▶ WHAT YOU WILL DO
Go through the data below. List every line that holds the word "installed".

[Website and app data records]
--- START ---

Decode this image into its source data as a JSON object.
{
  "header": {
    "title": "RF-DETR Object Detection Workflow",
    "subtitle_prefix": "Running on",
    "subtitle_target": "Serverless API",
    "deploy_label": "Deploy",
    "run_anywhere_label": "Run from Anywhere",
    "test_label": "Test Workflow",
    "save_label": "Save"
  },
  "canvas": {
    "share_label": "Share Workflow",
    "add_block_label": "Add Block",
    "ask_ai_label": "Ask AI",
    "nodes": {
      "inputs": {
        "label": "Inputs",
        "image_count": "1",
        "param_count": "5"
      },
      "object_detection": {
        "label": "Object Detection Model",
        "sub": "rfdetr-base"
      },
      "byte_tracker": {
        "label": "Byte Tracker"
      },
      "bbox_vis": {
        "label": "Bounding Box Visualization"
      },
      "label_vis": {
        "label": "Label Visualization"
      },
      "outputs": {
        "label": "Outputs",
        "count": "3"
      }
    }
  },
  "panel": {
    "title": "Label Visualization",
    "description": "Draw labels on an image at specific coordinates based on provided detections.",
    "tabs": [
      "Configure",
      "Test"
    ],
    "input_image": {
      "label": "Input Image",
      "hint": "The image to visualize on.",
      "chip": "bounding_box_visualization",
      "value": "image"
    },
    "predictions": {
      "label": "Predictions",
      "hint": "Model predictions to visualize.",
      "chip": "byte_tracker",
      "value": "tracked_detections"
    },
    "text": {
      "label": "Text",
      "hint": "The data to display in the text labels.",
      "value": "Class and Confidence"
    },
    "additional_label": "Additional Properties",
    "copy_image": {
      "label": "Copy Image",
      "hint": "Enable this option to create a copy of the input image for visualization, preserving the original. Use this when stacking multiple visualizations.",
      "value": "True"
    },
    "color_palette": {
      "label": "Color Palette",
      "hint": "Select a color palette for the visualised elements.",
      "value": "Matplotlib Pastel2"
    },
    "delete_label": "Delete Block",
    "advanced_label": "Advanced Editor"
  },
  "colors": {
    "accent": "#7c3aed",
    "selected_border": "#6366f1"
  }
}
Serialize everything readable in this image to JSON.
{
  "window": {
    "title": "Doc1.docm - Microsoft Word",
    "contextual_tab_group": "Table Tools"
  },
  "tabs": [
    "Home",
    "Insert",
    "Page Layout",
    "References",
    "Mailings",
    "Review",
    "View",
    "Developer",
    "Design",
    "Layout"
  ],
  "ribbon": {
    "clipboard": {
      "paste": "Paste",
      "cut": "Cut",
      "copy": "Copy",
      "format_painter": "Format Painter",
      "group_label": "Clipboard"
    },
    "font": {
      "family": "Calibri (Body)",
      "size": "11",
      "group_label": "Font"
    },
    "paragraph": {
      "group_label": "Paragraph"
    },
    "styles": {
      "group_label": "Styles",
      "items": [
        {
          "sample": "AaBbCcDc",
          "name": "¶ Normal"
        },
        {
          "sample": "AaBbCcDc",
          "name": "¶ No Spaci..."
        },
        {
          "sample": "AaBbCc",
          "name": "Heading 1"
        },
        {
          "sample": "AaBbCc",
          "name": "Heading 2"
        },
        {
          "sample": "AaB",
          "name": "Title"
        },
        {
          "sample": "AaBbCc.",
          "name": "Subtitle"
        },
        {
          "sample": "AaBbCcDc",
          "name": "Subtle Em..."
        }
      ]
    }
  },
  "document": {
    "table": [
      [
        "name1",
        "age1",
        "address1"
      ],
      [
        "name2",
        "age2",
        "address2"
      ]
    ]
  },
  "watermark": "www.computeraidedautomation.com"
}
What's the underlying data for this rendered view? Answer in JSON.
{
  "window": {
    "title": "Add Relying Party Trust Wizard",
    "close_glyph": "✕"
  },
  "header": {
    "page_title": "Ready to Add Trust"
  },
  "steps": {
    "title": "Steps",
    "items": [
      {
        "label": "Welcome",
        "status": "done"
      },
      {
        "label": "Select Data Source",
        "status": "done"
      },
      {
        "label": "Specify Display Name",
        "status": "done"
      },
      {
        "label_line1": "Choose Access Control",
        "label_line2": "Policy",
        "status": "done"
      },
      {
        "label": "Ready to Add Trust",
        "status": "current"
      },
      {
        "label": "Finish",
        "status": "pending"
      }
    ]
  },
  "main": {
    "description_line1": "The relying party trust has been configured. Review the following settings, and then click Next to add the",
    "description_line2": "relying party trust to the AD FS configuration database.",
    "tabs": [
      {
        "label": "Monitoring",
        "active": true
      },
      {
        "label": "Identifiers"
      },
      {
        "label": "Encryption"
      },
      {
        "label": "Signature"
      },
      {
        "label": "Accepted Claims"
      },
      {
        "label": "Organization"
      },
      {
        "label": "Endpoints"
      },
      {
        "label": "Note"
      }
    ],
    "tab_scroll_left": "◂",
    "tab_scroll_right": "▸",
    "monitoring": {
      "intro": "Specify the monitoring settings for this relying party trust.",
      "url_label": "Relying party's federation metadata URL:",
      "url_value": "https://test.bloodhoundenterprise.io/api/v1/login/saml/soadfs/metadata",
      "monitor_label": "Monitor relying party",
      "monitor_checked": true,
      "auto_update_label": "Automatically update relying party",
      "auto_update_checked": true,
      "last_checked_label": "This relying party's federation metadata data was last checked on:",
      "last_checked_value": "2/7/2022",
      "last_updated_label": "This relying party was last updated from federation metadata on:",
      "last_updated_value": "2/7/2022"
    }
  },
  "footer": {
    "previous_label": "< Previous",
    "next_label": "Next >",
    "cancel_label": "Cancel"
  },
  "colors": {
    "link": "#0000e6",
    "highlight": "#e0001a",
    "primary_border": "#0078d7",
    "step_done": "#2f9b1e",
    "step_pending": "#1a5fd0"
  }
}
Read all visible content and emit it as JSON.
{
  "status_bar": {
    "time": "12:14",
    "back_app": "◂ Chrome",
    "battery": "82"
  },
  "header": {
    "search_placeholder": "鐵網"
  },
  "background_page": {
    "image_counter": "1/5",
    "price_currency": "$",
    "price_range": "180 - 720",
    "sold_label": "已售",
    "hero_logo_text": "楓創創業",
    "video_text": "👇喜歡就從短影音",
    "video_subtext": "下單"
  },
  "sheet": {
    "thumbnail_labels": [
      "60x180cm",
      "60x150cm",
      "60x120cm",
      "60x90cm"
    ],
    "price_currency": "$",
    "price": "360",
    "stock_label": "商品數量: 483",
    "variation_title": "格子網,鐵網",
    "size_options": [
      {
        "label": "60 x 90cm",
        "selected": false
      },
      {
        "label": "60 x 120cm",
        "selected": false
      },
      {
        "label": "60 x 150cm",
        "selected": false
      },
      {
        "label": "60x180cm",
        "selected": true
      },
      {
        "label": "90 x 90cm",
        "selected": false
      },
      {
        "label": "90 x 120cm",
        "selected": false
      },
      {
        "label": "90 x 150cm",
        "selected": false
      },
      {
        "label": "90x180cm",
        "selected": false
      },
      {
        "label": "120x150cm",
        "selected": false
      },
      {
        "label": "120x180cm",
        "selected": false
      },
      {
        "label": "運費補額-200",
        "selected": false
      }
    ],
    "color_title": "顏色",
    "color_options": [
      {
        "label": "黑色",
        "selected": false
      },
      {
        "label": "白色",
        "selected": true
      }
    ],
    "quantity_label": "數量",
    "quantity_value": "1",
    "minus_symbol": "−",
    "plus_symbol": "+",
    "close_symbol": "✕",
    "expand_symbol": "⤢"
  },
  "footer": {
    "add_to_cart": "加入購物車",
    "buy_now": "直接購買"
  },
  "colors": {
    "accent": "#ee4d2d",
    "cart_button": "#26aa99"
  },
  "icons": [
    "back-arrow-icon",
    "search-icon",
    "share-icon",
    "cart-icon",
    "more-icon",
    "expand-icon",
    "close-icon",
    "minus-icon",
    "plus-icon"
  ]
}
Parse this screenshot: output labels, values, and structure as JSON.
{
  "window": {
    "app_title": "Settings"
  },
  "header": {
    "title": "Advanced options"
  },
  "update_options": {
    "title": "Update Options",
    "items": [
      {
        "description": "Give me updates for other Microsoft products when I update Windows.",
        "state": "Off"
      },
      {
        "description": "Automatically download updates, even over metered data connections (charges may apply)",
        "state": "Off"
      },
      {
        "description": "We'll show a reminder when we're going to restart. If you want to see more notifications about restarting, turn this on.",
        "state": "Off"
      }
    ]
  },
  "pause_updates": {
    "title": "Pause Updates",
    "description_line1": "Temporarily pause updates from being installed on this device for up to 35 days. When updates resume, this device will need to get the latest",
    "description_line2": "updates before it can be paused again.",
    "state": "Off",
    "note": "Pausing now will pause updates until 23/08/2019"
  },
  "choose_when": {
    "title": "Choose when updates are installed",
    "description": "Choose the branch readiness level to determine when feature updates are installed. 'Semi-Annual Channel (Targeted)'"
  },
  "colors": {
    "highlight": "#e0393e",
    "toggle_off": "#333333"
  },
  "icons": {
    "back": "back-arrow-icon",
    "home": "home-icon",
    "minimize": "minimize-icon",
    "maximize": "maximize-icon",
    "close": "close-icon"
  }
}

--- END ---

▶ TASK ANSWER
    "description_line1": "Temporarily pause updates from being installed on this device for up to 35 days. When updates resume, this device will need to get the latest",
    "title": "Choose when updates are installed",
    "description": "Choose the branch readiness level to determine when feature updates are installed. 'Semi-Annual Channel (Targeted)'"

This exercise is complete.